Chapter 10 – Closing – The Road to Mastery

Well, we’re almost finished for this time. Before we leave you though, we need to
cover a few miscellaneous points that can make a big difference in your overall
experience with cameras as the years go by.

Nothing can put an end to a favorite activity quicker than a catastrophic event.
Losing your entire photograph collection because of a crashed computer, theft,
fire or flood is NOT impossible! If you haven’t got a good backup plan now, you
need to put one in effect right away. And don’t forget that if your plan includes
storing your backup in the same building as your computer, you’re not really
backed up. My system uses an automatic backup function on my computer and
TWO external backup hard drives: One connected to the computer, and the
other stored in another building somewhere away from my computer altogether.
I swap the two drives every couple of weeks or so.

Another thing that can become a traumatic experience for new photographers is
contracting to shoot EVENTS – especially WEDDINGS – before you know what
you’re doing. There’s a lot that can go wrong on a wedding shoot, and they won’t
reschedule because your only camera broke, or because you didn’t bring enough
batteries or memory cards. Wedding photography is a specialized field, and the
stakes can be very high. Stay away from them unless and until you’ve done your
homework, and ideally worked with an experienced wedding photographer long
enough to learn that particular trade!

Damaged equipment can also ruin an otherwise good day. Keep your cameras
and lenses away from beach sand, smoke, dust and water. Never let a camera
strap dangle off the edge of a table. If you MUST put your camera bag ON a car,
put it ONLY on the driver’s windshield wiper. Inside the car, anticipate quick
stops by placing the bag on the floor AND as far forward as possible. All of my
cameras are permanently equipped with wrist straps, and I slip my hand through
the strap each time BEFORE picking up the camera. It’s important to develop
good camera handling HABITS as soon as possible, because often your mind
will be busy with other things – framing, composition, watching for the right
moment to squeeze off the shot. Good driving habits help us to be safe on the
highways, and good camera handling habits can make the difference between a
successful shoot and painful disaster.

And speaking of habits, don’t forget that reading instructional material like this,
and listening to our audio version of the same information is a great way to build
head-knowledge, but that only PRACTICE can turn that knowledge into skill.
You can practice camera skills almost anywhere – even in your own living room
while watching television if necessary – but without practice it’s all nothing but
head knowledge. Also, expect to ruin a lot of pictures when you first leave the
automatic settings! Don’t be discouraged though: Each failed attempt is an
opportunity to grow, and don’t forget that with digital, every deleted picture is

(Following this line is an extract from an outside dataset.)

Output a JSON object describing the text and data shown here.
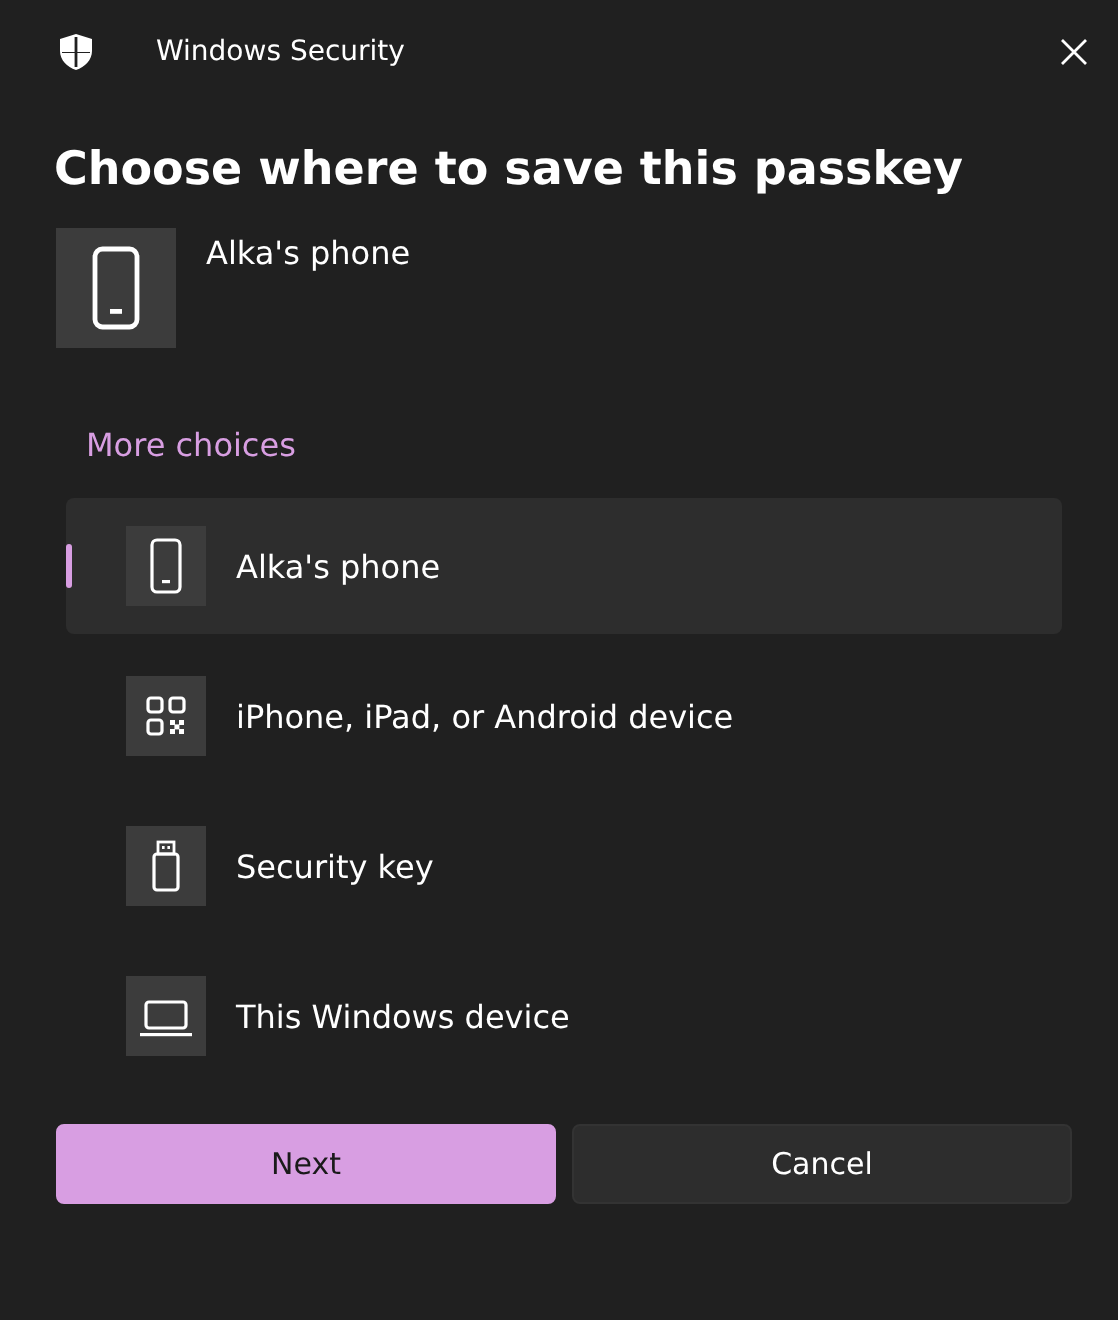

That’ll have to be it for this time. Thanks for using our program, and be sure to
drop by our website at, where you’ll be able to purchase a
downloadable MP3 version of the material you’ve just read. Repetition can be
the key to learning photography’s difficult concepts, and for some, playing an
audio program over and over might be the easiest way to experience that kind of

We’ll end with one last thought that can have a profound effect on how much
enjoyment you’ll get out of your photography: Try to find a PURPOSE for your
pictures. Creating pictures skillfully for the sake of having quality images is fine,
but how much better when they’re being taken for the benefit of a worthy group,
church, or for a book project or website that’s important to you? Does your
family have a family history in pictures that your grandchildren will appreciate
some day? How about a photo-story of some senior whose life stands out
somehow? Consider participating in photo contests. Look into joining or even
starting an active camera club in your community!  Thanks again for buying our eBook! Participate with your reviews and comments if you can, and good shooting!

Stephen Drew